• PROBLEM STATEMENT: Filter the entries down to the lines holding "post", then copy those lines.

SOURCE MATERIAL START

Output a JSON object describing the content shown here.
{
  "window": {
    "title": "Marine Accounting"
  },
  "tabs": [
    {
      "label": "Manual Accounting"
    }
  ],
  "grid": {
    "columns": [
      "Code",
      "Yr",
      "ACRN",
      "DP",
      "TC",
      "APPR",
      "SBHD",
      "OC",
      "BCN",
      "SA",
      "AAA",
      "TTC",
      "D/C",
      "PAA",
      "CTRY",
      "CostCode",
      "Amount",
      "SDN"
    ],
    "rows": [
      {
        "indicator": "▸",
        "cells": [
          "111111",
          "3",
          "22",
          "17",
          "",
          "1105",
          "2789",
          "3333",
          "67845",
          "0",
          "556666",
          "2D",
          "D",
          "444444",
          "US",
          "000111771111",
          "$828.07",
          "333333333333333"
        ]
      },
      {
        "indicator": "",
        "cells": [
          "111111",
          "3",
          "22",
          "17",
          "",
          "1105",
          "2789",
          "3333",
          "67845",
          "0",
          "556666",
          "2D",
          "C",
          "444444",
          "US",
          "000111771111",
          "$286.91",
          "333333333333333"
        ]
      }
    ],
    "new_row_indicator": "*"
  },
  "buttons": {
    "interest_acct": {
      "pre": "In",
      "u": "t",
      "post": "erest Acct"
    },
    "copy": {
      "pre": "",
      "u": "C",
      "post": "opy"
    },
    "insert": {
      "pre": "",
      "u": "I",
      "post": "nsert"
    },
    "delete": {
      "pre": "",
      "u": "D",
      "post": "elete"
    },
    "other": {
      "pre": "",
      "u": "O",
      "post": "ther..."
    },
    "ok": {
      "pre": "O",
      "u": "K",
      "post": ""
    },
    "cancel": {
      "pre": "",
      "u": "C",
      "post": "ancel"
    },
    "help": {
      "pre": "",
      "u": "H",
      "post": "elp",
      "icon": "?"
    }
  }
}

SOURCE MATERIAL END

• RESULT:
      "post": "erest Acct"
      "post": "opy"
      "post": "nsert"
      "post": "elete"
      "post": "ther..."
      "post": ""
      "post": "ancel"
      "post": "elp",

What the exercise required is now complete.